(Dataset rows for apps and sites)
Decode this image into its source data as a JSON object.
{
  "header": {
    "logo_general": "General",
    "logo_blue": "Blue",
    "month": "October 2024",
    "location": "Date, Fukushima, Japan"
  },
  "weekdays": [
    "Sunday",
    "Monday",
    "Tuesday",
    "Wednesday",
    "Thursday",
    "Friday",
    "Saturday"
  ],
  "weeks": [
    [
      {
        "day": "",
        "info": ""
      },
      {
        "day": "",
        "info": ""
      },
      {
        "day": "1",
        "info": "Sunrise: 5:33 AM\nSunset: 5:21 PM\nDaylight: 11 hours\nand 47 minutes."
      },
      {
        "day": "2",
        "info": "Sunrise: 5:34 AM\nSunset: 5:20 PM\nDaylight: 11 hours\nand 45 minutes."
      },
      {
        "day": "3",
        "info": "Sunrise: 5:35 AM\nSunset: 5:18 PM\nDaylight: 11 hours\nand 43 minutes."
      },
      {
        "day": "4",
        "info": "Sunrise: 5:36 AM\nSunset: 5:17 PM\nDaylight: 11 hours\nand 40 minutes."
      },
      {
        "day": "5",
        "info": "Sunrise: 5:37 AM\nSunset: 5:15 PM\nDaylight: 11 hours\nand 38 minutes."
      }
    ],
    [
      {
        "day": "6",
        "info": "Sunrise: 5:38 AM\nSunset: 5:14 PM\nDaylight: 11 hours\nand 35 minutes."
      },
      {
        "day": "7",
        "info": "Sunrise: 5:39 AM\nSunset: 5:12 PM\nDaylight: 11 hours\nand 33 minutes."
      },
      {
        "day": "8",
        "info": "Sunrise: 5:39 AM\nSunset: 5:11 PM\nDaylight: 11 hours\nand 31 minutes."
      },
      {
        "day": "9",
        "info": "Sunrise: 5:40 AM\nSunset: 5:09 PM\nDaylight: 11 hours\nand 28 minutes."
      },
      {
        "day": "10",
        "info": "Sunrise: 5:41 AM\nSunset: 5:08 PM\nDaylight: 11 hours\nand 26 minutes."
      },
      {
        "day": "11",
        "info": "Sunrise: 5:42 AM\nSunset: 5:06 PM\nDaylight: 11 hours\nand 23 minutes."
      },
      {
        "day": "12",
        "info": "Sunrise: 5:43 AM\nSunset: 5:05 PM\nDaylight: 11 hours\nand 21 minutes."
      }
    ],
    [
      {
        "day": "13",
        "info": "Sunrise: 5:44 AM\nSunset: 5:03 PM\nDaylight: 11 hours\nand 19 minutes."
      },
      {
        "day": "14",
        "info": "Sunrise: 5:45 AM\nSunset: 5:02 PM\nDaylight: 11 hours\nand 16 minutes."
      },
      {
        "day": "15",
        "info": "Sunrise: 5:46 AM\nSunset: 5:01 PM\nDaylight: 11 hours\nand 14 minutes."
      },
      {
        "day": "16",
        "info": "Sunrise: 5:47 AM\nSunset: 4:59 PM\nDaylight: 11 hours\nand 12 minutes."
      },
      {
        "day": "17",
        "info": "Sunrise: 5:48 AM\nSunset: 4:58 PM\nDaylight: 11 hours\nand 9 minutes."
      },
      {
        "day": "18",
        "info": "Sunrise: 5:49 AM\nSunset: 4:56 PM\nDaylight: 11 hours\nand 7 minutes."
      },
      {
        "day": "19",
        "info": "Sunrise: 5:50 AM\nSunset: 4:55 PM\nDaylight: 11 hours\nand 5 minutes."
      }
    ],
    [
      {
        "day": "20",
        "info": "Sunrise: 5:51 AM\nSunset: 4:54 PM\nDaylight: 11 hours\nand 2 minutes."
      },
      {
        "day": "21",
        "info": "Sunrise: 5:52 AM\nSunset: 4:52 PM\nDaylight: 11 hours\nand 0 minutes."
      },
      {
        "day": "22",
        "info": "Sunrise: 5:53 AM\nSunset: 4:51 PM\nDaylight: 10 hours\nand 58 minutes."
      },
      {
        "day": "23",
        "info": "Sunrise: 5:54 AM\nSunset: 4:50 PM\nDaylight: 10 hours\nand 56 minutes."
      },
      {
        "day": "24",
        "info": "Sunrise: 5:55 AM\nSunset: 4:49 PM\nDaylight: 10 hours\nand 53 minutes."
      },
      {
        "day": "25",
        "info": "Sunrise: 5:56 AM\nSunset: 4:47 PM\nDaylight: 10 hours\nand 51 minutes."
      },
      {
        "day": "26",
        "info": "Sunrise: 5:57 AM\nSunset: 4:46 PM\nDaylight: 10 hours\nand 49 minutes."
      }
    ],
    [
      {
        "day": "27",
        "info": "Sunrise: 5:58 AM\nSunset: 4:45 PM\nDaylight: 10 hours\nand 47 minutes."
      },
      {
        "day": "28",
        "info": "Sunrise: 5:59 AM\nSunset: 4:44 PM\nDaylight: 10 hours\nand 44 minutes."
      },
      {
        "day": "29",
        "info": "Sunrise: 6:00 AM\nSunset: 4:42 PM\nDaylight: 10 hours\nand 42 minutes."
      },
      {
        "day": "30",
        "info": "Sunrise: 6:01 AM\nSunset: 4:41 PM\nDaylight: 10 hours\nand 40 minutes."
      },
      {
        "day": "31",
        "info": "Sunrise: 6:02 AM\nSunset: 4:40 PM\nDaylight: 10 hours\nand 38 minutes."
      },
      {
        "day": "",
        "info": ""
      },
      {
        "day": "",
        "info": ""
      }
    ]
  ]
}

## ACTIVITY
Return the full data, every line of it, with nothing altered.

## RESPONSE
Decode this image into its source data as a JSON object.
{
  "header": {
    "logo_general": "General",
    "logo_blue": "Blue",
    "month": "October 2024",
    "location": "Date, Fukushima, Japan"
  },
  "weekdays": [
    "Sunday",
    "Monday",
    "Tuesday",
    "Wednesday",
    "Thursday",
    "Friday",
    "Saturday"
  ],
  "weeks": [
    [
      {
        "day": "",
        "info": ""
      },
      {
        "day": "",
        "info": ""
      },
      {
        "day": "1",
        "info": "Sunrise: 5:33 AM\nSunset: 5:21 PM\nDaylight: 11 hours\nand 47 minutes."
      },
      {
        "day": "2",
        "info": "Sunrise: 5:34 AM\nSunset: 5:20 PM\nDaylight: 11 hours\nand 45 minutes."
      },
      {
        "day": "3",
        "info": "Sunrise: 5:35 AM\nSunset: 5:18 PM\nDaylight: 11 hours\nand 43 minutes."
      },
      {
        "day": "4",
        "info": "Sunrise: 5:36 AM\nSunset: 5:17 PM\nDaylight: 11 hours\nand 40 minutes."
      },
      {
        "day": "5",
        "info": "Sunrise: 5:37 AM\nSunset: 5:15 PM\nDaylight: 11 hours\nand 38 minutes."
      }
    ],
    [
      {
        "day": "6",
        "info": "Sunrise: 5:38 AM\nSunset: 5:14 PM\nDaylight: 11 hours\nand 35 minutes."
      },
      {
        "day": "7",
        "info": "Sunrise: 5:39 AM\nSunset: 5:12 PM\nDaylight: 11 hours\nand 33 minutes."
      },
      {
        "day": "8",
        "info": "Sunrise: 5:39 AM\nSunset: 5:11 PM\nDaylight: 11 hours\nand 31 minutes."
      },
      {
        "day": "9",
        "info": "Sunrise: 5:40 AM\nSunset: 5:09 PM\nDaylight: 11 hours\nand 28 minutes."
      },
      {
        "day": "10",
        "info": "Sunrise: 5:41 AM\nSunset: 5:08 PM\nDaylight: 11 hours\nand 26 minutes."
      },
      {
        "day": "11",
        "info": "Sunrise: 5:42 AM\nSunset: 5:06 PM\nDaylight: 11 hours\nand 23 minutes."
      },
      {
        "day": "12",
        "info": "Sunrise: 5:43 AM\nSunset: 5:05 PM\nDaylight: 11 hours\nand 21 minutes."
      }
    ],
    [
      {
        "day": "13",
        "info": "Sunrise: 5:44 AM\nSunset: 5:03 PM\nDaylight: 11 hours\nand 19 minutes."
      },
      {
        "day": "14",
        "info": "Sunrise: 5:45 AM\nSunset: 5:02 PM\nDaylight: 11 hours\nand 16 minutes."
      },
      {
        "day": "15",
        "info": "Sunrise: 5:46 AM\nSunset: 5:01 PM\nDaylight: 11 hours\nand 14 minutes."
      },
      {
        "day": "16",
        "info": "Sunrise: 5:47 AM\nSunset: 4:59 PM\nDaylight: 11 hours\nand 12 minutes."
      },
      {
        "day": "17",
        "info": "Sunrise: 5:48 AM\nSunset: 4:58 PM\nDaylight: 11 hours\nand 9 minutes."
      },
      {
        "day": "18",
        "info": "Sunrise: 5:49 AM\nSunset: 4:56 PM\nDaylight: 11 hours\nand 7 minutes."
      },
      {
        "day": "19",
        "info": "Sunrise: 5:50 AM\nSunset: 4:55 PM\nDaylight: 11 hours\nand 5 minutes."
      }
    ],
    [
      {
        "day": "20",
        "info": "Sunrise: 5:51 AM\nSunset: 4:54 PM\nDaylight: 11 hours\nand 2 minutes."
      },
      {
        "day": "21",
        "info": "Sunrise: 5:52 AM\nSunset: 4:52 PM\nDaylight: 11 hours\nand 0 minutes."
      },
      {
        "day": "22",
        "info": "Sunrise: 5:53 AM\nSunset: 4:51 PM\nDaylight: 10 hours\nand 58 minutes."
      },
      {
        "day": "23",
        "info": "Sunrise: 5:54 AM\nSunset: 4:50 PM\nDaylight: 10 hours\nand 56 minutes."
      },
      {
        "day": "24",
        "info": "Sunrise: 5:55 AM\nSunset: 4:49 PM\nDaylight: 10 hours\nand 53 minutes."
      },
      {
        "day": "25",
        "info": "Sunrise: 5:56 AM\nSunset: 4:47 PM\nDaylight: 10 hours\nand 51 minutes."
      },
      {
        "day": "26",
        "info": "Sunrise: 5:57 AM\nSunset: 4:46 PM\nDaylight: 10 hours\nand 49 minutes."
      }
    ],
    [
      {
        "day": "27",
        "info": "Sunrise: 5:58 AM\nSunset: 4:45 PM\nDaylight: 10 hours\nand 47 minutes."
      },
      {
        "day": "28",
        "info": "Sunrise: 5:59 AM\nSunset: 4:44 PM\nDaylight: 10 hours\nand 44 minutes."
      },
      {
        "day": "29",
        "info": "Sunrise: 6:00 AM\nSunset: 4:42 PM\nDaylight: 10 hours\nand 42 minutes."
      },
      {
        "day": "30",
        "info": "Sunrise: 6:01 AM\nSunset: 4:41 PM\nDaylight: 10 hours\nand 40 minutes."
      },
      {
        "day": "31",
        "info": "Sunrise: 6:02 AM\nSunset: 4:40 PM\nDaylight: 10 hours\nand 38 minutes."
      },
      {
        "day": "",
        "info": ""
      },
      {
        "day": "",
        "info": ""
      }
    ]
  ]
}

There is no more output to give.